━━━━━ Material shown

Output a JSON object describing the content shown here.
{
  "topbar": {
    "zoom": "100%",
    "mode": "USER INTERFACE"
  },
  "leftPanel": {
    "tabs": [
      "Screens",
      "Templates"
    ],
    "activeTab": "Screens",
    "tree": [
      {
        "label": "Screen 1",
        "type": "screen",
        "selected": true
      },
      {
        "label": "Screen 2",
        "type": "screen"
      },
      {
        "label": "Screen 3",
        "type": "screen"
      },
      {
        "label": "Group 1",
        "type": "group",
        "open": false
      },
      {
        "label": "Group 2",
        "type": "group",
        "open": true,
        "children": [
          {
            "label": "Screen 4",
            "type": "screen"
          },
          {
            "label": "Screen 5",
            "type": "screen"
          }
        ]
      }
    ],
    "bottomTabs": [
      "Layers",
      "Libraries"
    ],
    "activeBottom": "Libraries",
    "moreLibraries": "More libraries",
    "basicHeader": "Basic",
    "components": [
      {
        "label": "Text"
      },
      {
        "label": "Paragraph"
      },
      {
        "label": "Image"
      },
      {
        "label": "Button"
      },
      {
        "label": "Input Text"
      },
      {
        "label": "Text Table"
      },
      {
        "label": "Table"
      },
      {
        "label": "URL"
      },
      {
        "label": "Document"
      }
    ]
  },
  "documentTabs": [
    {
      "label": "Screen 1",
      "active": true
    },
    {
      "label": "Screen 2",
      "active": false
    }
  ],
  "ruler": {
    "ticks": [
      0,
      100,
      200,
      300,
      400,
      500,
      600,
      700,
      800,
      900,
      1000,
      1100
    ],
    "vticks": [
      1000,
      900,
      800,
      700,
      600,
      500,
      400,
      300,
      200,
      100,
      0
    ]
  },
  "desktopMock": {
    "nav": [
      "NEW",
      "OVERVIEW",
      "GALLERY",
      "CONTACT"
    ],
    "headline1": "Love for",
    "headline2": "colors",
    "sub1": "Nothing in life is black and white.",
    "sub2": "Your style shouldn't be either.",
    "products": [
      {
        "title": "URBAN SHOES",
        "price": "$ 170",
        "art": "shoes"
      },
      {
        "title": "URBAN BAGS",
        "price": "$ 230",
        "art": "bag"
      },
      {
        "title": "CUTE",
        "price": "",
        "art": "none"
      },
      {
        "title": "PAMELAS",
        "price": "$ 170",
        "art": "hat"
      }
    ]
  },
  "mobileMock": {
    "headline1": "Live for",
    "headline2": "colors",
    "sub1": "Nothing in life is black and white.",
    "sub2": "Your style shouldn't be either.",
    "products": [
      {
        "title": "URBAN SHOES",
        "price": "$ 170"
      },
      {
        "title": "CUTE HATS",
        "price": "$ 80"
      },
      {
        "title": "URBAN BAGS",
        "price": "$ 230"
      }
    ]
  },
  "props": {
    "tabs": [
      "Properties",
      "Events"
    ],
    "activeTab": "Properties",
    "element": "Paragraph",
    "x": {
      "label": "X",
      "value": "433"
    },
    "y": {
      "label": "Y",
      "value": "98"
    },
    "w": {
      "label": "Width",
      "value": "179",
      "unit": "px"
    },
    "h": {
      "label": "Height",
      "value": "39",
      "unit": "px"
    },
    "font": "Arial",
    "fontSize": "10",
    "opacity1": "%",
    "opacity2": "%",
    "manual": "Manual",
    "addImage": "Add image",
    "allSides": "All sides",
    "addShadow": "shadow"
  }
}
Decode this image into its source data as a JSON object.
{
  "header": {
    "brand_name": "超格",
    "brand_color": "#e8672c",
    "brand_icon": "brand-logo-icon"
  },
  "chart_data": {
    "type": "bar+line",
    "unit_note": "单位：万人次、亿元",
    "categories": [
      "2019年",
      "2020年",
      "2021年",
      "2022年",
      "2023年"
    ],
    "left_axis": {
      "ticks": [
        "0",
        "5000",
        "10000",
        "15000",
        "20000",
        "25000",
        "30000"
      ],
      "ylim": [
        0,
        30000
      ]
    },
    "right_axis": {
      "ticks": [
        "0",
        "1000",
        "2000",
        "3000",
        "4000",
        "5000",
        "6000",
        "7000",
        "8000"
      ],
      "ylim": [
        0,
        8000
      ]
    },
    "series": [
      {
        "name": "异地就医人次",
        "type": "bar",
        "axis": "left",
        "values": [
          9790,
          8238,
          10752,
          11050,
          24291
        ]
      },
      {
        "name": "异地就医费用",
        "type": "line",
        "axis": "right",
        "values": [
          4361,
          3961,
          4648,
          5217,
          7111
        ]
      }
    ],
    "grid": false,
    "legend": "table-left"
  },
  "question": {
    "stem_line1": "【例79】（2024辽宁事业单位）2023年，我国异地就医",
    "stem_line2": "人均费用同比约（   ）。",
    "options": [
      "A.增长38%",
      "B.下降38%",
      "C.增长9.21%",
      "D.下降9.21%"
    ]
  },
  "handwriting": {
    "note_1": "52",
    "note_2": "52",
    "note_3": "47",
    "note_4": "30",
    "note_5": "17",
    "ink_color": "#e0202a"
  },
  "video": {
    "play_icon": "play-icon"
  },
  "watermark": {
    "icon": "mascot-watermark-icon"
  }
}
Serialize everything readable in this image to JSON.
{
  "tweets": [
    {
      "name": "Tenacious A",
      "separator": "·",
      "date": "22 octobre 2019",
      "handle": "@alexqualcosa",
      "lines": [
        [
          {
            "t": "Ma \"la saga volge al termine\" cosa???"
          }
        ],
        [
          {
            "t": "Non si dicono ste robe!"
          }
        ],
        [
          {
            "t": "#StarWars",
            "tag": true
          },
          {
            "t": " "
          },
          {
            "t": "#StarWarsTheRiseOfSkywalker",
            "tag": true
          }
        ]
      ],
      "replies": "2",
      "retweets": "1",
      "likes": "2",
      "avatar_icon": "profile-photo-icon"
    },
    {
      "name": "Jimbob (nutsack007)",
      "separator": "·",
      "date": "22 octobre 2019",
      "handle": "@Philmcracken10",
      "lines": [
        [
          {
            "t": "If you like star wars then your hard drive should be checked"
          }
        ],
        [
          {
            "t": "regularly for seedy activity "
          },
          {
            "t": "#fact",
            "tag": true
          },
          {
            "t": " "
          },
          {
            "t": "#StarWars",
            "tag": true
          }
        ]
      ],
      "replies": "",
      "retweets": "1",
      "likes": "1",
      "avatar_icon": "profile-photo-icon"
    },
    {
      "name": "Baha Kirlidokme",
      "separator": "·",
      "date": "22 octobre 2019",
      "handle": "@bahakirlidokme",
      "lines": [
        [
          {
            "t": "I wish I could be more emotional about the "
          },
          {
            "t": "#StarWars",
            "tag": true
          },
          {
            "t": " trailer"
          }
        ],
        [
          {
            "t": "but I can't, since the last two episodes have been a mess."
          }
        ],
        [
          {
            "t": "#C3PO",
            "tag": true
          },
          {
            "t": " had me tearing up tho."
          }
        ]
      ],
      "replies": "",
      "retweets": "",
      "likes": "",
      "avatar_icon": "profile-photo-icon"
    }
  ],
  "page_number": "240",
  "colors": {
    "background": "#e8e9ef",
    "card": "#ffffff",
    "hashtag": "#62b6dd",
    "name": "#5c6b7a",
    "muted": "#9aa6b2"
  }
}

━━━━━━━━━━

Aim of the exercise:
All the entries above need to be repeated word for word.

Written answer:
Output a JSON object describing the content shown here.
{
  "topbar": {
    "zoom": "100%",
    "mode": "USER INTERFACE"
  },
  "leftPanel": {
    "tabs": [
      "Screens",
      "Templates"
    ],
    "activeTab": "Screens",
    "tree": [
      {
        "label": "Screen 1",
        "type": "screen",
        "selected": true
      },
      {
        "label": "Screen 2",
        "type": "screen"
      },
      {
        "label": "Screen 3",
        "type": "screen"
      },
      {
        "label": "Group 1",
        "type": "group",
        "open": false
      },
      {
        "label": "Group 2",
        "type": "group",
        "open": true,
        "children": [
          {
            "label": "Screen 4",
            "type": "screen"
          },
          {
            "label": "Screen 5",
            "type": "screen"
          }
        ]
      }
    ],
    "bottomTabs": [
      "Layers",
      "Libraries"
    ],
    "activeBottom": "Libraries",
    "moreLibraries": "More libraries",
    "basicHeader": "Basic",
    "components": [
      {
        "label": "Text"
      },
      {
        "label": "Paragraph"
      },
      {
        "label": "Image"
      },
      {
        "label": "Button"
      },
      {
        "label": "Input Text"
      },
      {
        "label": "Text Table"
      },
      {
        "label": "Table"
      },
      {
        "label": "URL"
      },
      {
        "label": "Document"
      }
    ]
  },
  "documentTabs": [
    {
      "label": "Screen 1",
      "active": true
    },
    {
      "label": "Screen 2",
      "active": false
    }
  ],
  "ruler": {
    "ticks": [
      0,
      100,
      200,
      300,
      400,
      500,
      600,
      700,
      800,
      900,
      1000,
      1100
    ],
    "vticks": [
      1000,
      900,
      800,
      700,
      600,
      500,
      400,
      300,
      200,
      100,
      0
    ]
  },
  "desktopMock": {
    "nav": [
      "NEW",
      "OVERVIEW",
      "GALLERY",
      "CONTACT"
    ],
    "headline1": "Love for",
    "headline2": "colors",
    "sub1": "Nothing in life is black and white.",
    "sub2": "Your style shouldn't be either.",
    "products": [
      {
        "title": "URBAN SHOES",
        "price": "$ 170",
        "art": "shoes"
      },
      {
        "title": "URBAN BAGS",
        "price": "$ 230",
        "art": "bag"
      },
      {
        "title": "CUTE",
        "price": "",
        "art": "none"
      },
      {
        "title": "PAMELAS",
        "price": "$ 170",
        "art": "hat"
      }
    ]
  },
  "mobileMock": {
    "headline1": "Live for",
    "headline2": "colors",
    "sub1": "Nothing in life is black and white.",
    "sub2": "Your style shouldn't be either.",
    "products": [
      {
        "title": "URBAN SHOES",
        "price": "$ 170"
      },
      {
        "title": "CUTE HATS",
        "price": "$ 80"
      },
      {
        "title": "URBAN BAGS",
        "price": "$ 230"
      }
    ]
  },
  "props": {
    "tabs": [
      "Properties",
      "Events"
    ],
    "activeTab": "Properties",
    "element": "Paragraph",
    "x": {
      "label": "X",
      "value": "433"
    },
    "y": {
      "label": "Y",
      "value": "98"
    },
    "w": {
      "label": "Width",
      "value": "179",
      "unit": "px"
    },
    "h": {
      "label": "Height",
      "value": "39",
      "unit": "px"
    },
    "font": "Arial",
    "fontSize": "10",
    "opacity1": "%",
    "opacity2": "%",
    "manual": "Manual",
    "addImage": "Add image",
    "allSides": "All sides",
    "addShadow": "shadow"
  }
}
Decode this image into its source data as a JSON object.
{
  "header": {
    "brand_name": "超格",
    "brand_color": "#e8672c",
    "brand_icon": "brand-logo-icon"
  },
  "chart_data": {
    "type": "bar+line",
    "unit_note": "单位：万人次、亿元",
    "categories": [
      "2019年",
      "2020年",
      "2021年",
      "2022年",
      "2023年"
    ],
    "left_axis": {
      "ticks": [
        "0",
        "5000",
        "10000",
        "15000",
        "20000",
        "25000",
        "30000"
      ],
      "ylim": [
        0,
        30000
      ]
    },
    "right_axis": {
      "ticks": [
        "0",
        "1000",
        "2000",
        "3000",
        "4000",
        "5000",
        "6000",
        "7000",
        "8000"
      ],
      "ylim": [
        0,
        8000
      ]
    },
    "series": [
      {
        "name": "异地就医人次",
        "type": "bar",
        "axis": "left",
        "values": [
          9790,
          8238,
          10752,
          11050,
          24291
        ]
      },
      {
        "name": "异地就医费用",
        "type": "line",
        "axis": "right",
        "values": [
          4361,
          3961,
          4648,
          5217,
          7111
        ]
      }
    ],
    "grid": false,
    "legend": "table-left"
  },
  "question": {
    "stem_line1": "【例79】（2024辽宁事业单位）2023年，我国异地就医",
    "stem_line2": "人均费用同比约（   ）。",
    "options": [
      "A.增长38%",
      "B.下降38%",
      "C.增长9.21%",
      "D.下降9.21%"
    ]
  },
  "handwriting": {
    "note_1": "52",
    "note_2": "52",
    "note_3": "47",
    "note_4": "30",
    "note_5": "17",
    "ink_color": "#e0202a"
  },
  "video": {
    "play_icon": "play-icon"
  },
  "watermark": {
    "icon": "mascot-watermark-icon"
  }
}
Serialize everything readable in this image to JSON.
{
  "tweets": [
    {
      "name": "Tenacious A",
      "separator": "·",
      "date": "22 octobre 2019",
      "handle": "@alexqualcosa",
      "lines": [
        [
          {
            "t": "Ma \"la saga volge al termine\" cosa???"
          }
        ],
        [
          {
            "t": "Non si dicono ste robe!"
          }
        ],
        [
          {
            "t": "#StarWars",
            "tag": true
          },
          {
            "t": " "
          },
          {
            "t": "#StarWarsTheRiseOfSkywalker",
            "tag": true
          }
        ]
      ],
      "replies": "2",
      "retweets": "1",
      "likes": "2",
      "avatar_icon": "profile-photo-icon"
    },
    {
      "name": "Jimbob (nutsack007)",
      "separator": "·",
      "date": "22 octobre 2019",
      "handle": "@Philmcracken10",
      "lines": [
        [
          {
            "t": "If you like star wars then your hard drive should be checked"
          }
        ],
        [
          {
            "t": "regularly for seedy activity "
          },
          {
            "t": "#fact",
            "tag": true
          },
          {
            "t": " "
          },
          {
            "t": "#StarWars",
            "tag": true
          }
        ]
      ],
      "replies": "",
      "retweets": "1",
      "likes": "1",
      "avatar_icon": "profile-photo-icon"
    },
    {
      "name": "Baha Kirlidokme",
      "separator": "·",
      "date": "22 octobre 2019",
      "handle": "@bahakirlidokme",
      "lines": [
        [
          {
            "t": "I wish I could be more emotional about the "
          },
          {
            "t": "#StarWars",
            "tag": true
          },
          {
            "t": " trailer"
          }
        ],
        [
          {
            "t": "but I can't, since the last two episodes have been a mess."
          }
        ],
        [
          {
            "t": "#C3PO",
            "tag": true
          },
          {
            "t": " had me tearing up tho."
          }
        ]
      ],
      "replies": "",
      "retweets": "",
      "likes": "",
      "avatar_icon": "profile-photo-icon"
    }
  ],
  "page_number": "240",
  "colors": {
    "background": "#e8e9ef",
    "card": "#ffffff",
    "hashtag": "#62b6dd",
    "name": "#5c6b7a",
    "muted": "#9aa6b2"
  }
}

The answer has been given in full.